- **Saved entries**
# # # # #
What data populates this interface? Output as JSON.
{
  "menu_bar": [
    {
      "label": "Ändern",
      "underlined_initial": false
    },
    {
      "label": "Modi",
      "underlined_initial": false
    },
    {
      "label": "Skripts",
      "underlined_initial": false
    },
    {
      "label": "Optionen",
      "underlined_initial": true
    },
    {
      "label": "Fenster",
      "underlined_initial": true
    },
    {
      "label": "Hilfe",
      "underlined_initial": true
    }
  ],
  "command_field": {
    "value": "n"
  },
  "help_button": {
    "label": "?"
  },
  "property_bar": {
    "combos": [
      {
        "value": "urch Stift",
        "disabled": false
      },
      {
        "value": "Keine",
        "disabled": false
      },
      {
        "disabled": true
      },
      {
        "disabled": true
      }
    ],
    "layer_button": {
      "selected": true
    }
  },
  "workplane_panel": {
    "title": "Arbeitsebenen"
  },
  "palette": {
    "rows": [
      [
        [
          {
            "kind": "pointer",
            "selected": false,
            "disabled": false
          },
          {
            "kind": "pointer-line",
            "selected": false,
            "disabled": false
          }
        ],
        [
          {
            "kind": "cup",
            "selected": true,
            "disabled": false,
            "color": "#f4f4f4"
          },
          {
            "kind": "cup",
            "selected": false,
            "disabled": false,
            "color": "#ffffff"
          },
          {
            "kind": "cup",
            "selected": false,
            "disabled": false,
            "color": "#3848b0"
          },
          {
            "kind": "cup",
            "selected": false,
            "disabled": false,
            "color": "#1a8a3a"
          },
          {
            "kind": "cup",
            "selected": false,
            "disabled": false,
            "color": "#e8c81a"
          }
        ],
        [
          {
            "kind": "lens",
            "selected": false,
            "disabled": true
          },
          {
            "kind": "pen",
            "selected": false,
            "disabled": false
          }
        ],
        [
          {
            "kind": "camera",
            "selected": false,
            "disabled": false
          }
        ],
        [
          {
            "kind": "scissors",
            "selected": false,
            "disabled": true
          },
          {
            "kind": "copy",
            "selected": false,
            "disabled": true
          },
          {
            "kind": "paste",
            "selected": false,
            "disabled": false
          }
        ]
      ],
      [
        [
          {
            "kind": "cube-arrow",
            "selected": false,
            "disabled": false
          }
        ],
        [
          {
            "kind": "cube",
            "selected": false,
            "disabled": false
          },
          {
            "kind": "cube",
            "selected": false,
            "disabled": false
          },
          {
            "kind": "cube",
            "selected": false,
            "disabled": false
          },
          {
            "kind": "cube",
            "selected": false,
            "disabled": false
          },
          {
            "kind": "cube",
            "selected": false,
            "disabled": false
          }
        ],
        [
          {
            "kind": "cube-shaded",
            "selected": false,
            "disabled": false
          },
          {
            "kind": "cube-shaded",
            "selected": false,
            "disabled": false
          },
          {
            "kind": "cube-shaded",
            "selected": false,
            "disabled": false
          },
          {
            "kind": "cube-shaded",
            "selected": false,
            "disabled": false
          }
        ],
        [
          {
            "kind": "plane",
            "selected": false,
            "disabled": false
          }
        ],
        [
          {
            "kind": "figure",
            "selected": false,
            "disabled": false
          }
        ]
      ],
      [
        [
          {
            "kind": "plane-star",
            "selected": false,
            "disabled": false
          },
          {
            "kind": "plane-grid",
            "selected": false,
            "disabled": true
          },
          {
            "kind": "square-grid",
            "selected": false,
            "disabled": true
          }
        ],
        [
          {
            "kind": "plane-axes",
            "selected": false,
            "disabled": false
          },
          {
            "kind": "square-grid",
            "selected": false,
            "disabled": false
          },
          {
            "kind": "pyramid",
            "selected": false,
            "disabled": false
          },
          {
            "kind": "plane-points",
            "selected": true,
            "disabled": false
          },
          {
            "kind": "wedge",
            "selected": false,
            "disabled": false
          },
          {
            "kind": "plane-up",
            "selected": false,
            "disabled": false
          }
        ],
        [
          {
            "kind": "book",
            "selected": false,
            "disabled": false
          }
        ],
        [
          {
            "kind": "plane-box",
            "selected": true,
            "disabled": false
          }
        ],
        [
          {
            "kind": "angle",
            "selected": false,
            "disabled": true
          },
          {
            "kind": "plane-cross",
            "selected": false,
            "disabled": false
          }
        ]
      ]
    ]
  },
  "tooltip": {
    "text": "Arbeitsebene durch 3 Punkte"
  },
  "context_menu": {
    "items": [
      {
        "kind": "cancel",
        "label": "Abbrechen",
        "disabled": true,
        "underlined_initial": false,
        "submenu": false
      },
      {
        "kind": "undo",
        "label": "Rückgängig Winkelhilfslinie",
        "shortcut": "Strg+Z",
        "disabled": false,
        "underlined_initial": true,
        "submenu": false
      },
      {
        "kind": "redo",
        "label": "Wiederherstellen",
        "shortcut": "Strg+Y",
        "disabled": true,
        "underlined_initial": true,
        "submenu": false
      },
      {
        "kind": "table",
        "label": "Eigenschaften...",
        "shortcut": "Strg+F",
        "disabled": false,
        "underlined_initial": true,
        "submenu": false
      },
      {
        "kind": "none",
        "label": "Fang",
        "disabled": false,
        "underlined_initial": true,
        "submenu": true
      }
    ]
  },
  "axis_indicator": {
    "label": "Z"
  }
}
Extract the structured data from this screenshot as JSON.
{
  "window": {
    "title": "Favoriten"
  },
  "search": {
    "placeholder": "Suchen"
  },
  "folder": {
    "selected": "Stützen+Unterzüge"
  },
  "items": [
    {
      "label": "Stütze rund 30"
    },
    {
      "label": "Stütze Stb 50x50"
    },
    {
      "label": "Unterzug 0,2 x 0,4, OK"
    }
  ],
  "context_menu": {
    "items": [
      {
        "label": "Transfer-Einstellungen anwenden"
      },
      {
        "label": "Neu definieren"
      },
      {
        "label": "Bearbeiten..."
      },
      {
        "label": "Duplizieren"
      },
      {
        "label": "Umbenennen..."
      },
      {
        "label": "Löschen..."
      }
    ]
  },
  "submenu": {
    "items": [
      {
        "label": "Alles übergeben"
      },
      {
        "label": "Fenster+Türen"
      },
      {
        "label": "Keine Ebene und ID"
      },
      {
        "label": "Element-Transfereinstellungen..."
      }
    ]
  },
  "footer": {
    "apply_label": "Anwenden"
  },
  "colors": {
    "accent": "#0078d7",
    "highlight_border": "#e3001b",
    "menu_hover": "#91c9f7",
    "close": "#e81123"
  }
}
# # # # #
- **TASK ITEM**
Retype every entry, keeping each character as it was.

- **RESPONSE**
What data populates this interface? Output as JSON.
{
  "menu_bar": [
    {
      "label": "Ändern",
      "underlined_initial": false
    },
    {
      "label": "Modi",
      "underlined_initial": false
    },
    {
      "label": "Skripts",
      "underlined_initial": false
    },
    {
      "label": "Optionen",
      "underlined_initial": true
    },
    {
      "label": "Fenster",
      "underlined_initial": true
    },
    {
      "label": "Hilfe",
      "underlined_initial": true
    }
  ],
  "command_field": {
    "value": "n"
  },
  "help_button": {
    "label": "?"
  },
  "property_bar": {
    "combos": [
      {
        "value": "urch Stift",
        "disabled": false
      },
      {
        "value": "Keine",
        "disabled": false
      },
      {
        "disabled": true
      },
      {
        "disabled": true
      }
    ],
    "layer_button": {
      "selected": true
    }
  },
  "workplane_panel": {
    "title": "Arbeitsebenen"
  },
  "palette": {
    "rows": [
      [
        [
          {
            "kind": "pointer",
            "selected": false,
            "disabled": false
          },
          {
            "kind": "pointer-line",
            "selected": false,
            "disabled": false
          }
        ],
        [
          {
            "kind": "cup",
            "selected": true,
            "disabled": false,
            "color": "#f4f4f4"
          },
          {
            "kind": "cup",
            "selected": false,
            "disabled": false,
            "color": "#ffffff"
          },
          {
            "kind": "cup",
            "selected": false,
            "disabled": false,
            "color": "#3848b0"
          },
          {
            "kind": "cup",
            "selected": false,
            "disabled": false,
            "color": "#1a8a3a"
          },
          {
            "kind": "cup",
            "selected": false,
            "disabled": false,
            "color": "#e8c81a"
          }
        ],
        [
          {
            "kind": "lens",
            "selected": false,
            "disabled": true
          },
          {
            "kind": "pen",
            "selected": false,
            "disabled": false
          }
        ],
        [
          {
            "kind": "camera",
            "selected": false,
            "disabled": false
          }
        ],
        [
          {
            "kind": "scissors",
            "selected": false,
            "disabled": true
          },
          {
            "kind": "copy",
            "selected": false,
            "disabled": true
          },
          {
            "kind": "paste",
            "selected": false,
            "disabled": false
          }
        ]
      ],
      [
        [
          {
            "kind": "cube-arrow",
            "selected": false,
            "disabled": false
          }
        ],
        [
          {
            "kind": "cube",
            "selected": false,
            "disabled": false
          },
          {
            "kind": "cube",
            "selected": false,
            "disabled": false
          },
          {
            "kind": "cube",
            "selected": false,
            "disabled": false
          },
          {
            "kind": "cube",
            "selected": false,
            "disabled": false
          },
          {
            "kind": "cube",
            "selected": false,
            "disabled": false
          }
        ],
        [
          {
            "kind": "cube-shaded",
            "selected": false,
            "disabled": false
          },
          {
            "kind": "cube-shaded",
            "selected": false,
            "disabled": false
          },
          {
            "kind": "cube-shaded",
            "selected": false,
            "disabled": false
          },
          {
            "kind": "cube-shaded",
            "selected": false,
            "disabled": false
          }
        ],
        [
          {
            "kind": "plane",
            "selected": false,
            "disabled": false
          }
        ],
        [
          {
            "kind": "figure",
            "selected": false,
            "disabled": false
          }
        ]
      ],
      [
        [
          {
            "kind": "plane-star",
            "selected": false,
            "disabled": false
          },
          {
            "kind": "plane-grid",
            "selected": false,
            "disabled": true
          },
          {
            "kind": "square-grid",
            "selected": false,
            "disabled": true
          }
        ],
        [
          {
            "kind": "plane-axes",
            "selected": false,
            "disabled": false
          },
          {
            "kind": "square-grid",
            "selected": false,
            "disabled": false
          },
          {
            "kind": "pyramid",
            "selected": false,
            "disabled": false
          },
          {
            "kind": "plane-points",
            "selected": true,
            "disabled": false
          },
          {
            "kind": "wedge",
            "selected": false,
            "disabled": false
          },
          {
            "kind": "plane-up",
            "selected": false,
            "disabled": false
          }
        ],
        [
          {
            "kind": "book",
            "selected": false,
            "disabled": false
          }
        ],
        [
          {
            "kind": "plane-box",
            "selected": true,
            "disabled": false
          }
        ],
        [
          {
            "kind": "angle",
            "selected": false,
            "disabled": true
          },
          {
            "kind": "plane-cross",
            "selected": false,
            "disabled": false
          }
        ]
      ]
    ]
  },
  "tooltip": {
    "text": "Arbeitsebene durch 3 Punkte"
  },
  "context_menu": {
    "items": [
      {
        "kind": "cancel",
        "label": "Abbrechen",
        "disabled": true,
        "underlined_initial": false,
        "submenu": false
      },
      {
        "kind": "undo",
        "label": "Rückgängig Winkelhilfslinie",
        "shortcut": "Strg+Z",
        "disabled": false,
        "underlined_initial": true,
        "submenu": false
      },
      {
        "kind": "redo",
        "label": "Wiederherstellen",
        "shortcut": "Strg+Y",
        "disabled": true,
        "underlined_initial": true,
        "submenu": false
      },
      {
        "kind": "table",
        "label": "Eigenschaften...",
        "shortcut": "Strg+F",
        "disabled": false,
        "underlined_initial": true,
        "submenu": false
      },
      {
        "kind": "none",
        "label": "Fang",
        "disabled": false,
        "underlined_initial": true,
        "submenu": true
      }
    ]
  },
  "axis_indicator": {
    "label": "Z"
  }
}
Extract the structured data from this screenshot as JSON.
{
  "window": {
    "title": "Favoriten"
  },
  "search": {
    "placeholder": "Suchen"
  },
  "folder": {
    "selected": "Stützen+Unterzüge"
  },
  "items": [
    {
      "label": "Stütze rund 30"
    },
    {
      "label": "Stütze Stb 50x50"
    },
    {
      "label": "Unterzug 0,2 x 0,4, OK"
    }
  ],
  "context_menu": {
    "items": [
      {
        "label": "Transfer-Einstellungen anwenden"
      },
      {
        "label": "Neu definieren"
      },
      {
        "label": "Bearbeiten..."
      },
      {
        "label": "Duplizieren"
      },
      {
        "label": "Umbenennen..."
      },
      {
        "label": "Löschen..."
      }
    ]
  },
  "submenu": {
    "items": [
      {
        "label": "Alles übergeben"
      },
      {
        "label": "Fenster+Türen"
      },
      {
        "label": "Keine Ebene und ID"
      },
      {
        "label": "Element-Transfereinstellungen..."
      }
    ]
  },
  "footer": {
    "apply_label": "Anwenden"
  },
  "colors": {
    "accent": "#0078d7",
    "highlight_border": "#e3001b",
    "menu_hover": "#91c9f7",
    "close": "#e81123"
  }
}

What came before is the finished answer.